Bill requires universities to stop students being drawn into terrorism
According to Home Secretary Theresa May, this would require higher education institutions to ban extremists from speaking on campus.
The bill is being fast-tracked through parliament before the next election, due on 7 May 2015. The Home Office said the bill would give the United Kingdom some of the toughest powers in the world to tackle the increasing threat from international terrorism.
To prevent people being radicalised, the government is creating a general duty on a range of bodies, including the governing bodies of universities, to “have due regard to the need to prevent people from being drawn into terrorism”.
May, in a speech at the Royal United Services Institute on 24 November, explained that the statutory duty would be placed on schools, colleges and universities. “So, for example, universities will have to put in place extremist speaker policies,” she said.
The organisations subject to the duty will have to take into account guidance issued by the home secretary, and where they fail consistently ministers will be able to issue directions to them, which will be enforceable by law, she said.
Bolstering already considerable powers
The bill, introduced on 26 November, was designed to bolster the already considerable armoury of powers to disrupt the ability of people to travel abroad to fight, reduce the risks they pose on their return and combat the underlying ideology that feeds, supports and sanctions terrorism, the Home Office said.
“We are in the middle of a generational struggle against a deadly terrorist ideology,” May said. “These powers are essential to keep up with the very serious and rapidly changing threats we face.”
The collapse of Syria, the emergence of Islamic State and ongoing instability in Iraq present significant dangers not just in the Middle East but also in Britain and across the West.
Many of the 500 British citizens who have travelled to Syria and Iraq have joined terrorist organisations alongside foreign fighters from Europe and further afield, the Home Office said.
“In an open and free society, we can never entirely eliminate the threat from terrorism. But we must do everything possible in line with our shared values to reduce the risks posed by our enemies,” May said.
“This bill includes a considered, targeted set of proposals that will help to keep us safe at a time of very significant danger by ensuring we have the powers we need to defend ourselves,” she said.
However, human rights campaigners said the bill was a rushed attempt to look tough in the face of terrorism.
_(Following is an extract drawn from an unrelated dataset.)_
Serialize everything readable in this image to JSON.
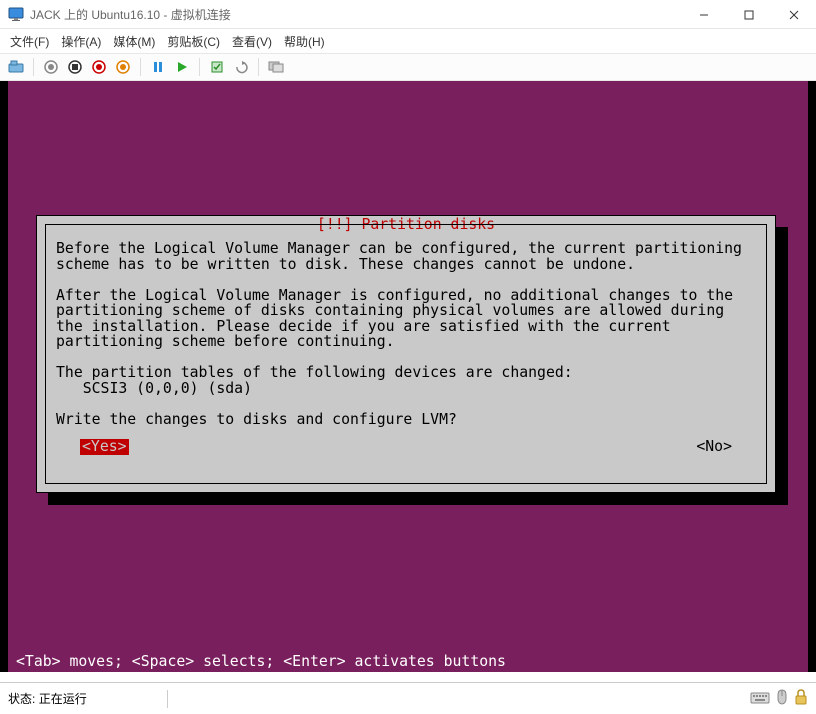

Shami Chakrabarti, director of human rights group Liberty, said it was “another chilling recipe for injustice and resentment” by closing down the open society that the government sought to promote.
Amnesty International UK legal adviser Rachel Logan said: “It’s dangerous to rush through this grab-bag of measures without proper scrutiny or challenge.”
Dennis Hayes, professor of education at the University of Derby, said the measure would nevertheless be supported by universities already used to being legally compliant.
In an article for The Conversation he said the measure was a “blatant attack on academic freedom”, but most universities already enforce bans on “extremists” including Islamic groups and speakers, often in alliance with student unions in order to ensure that students are “safe”.
He said students were quite capable of arguing with religious radicals and others labelled extremist.
“We have to allow extremists to speak because freedom of speech is the foundation which defines the university. It is the basis of the professional notion of ‘academic freedom’,” he said.
Meanwhile, a preacher has been banned from speaking at the University of East London on the grounds that his publicly stated views go against the university's core values.
According to the London Evening Standard Imran ibn Mansur, 24, who also goes by the name Dawah Man, claimed in Youtube videos that homosexuality was “obscene, filthy and shameless”, and likened being gay to having a ‘disease’.
A spokesman said the university had a proud record of promoting free speech but could not offer a public platform to "speakers who are known to publicise and disseminate homophobic views".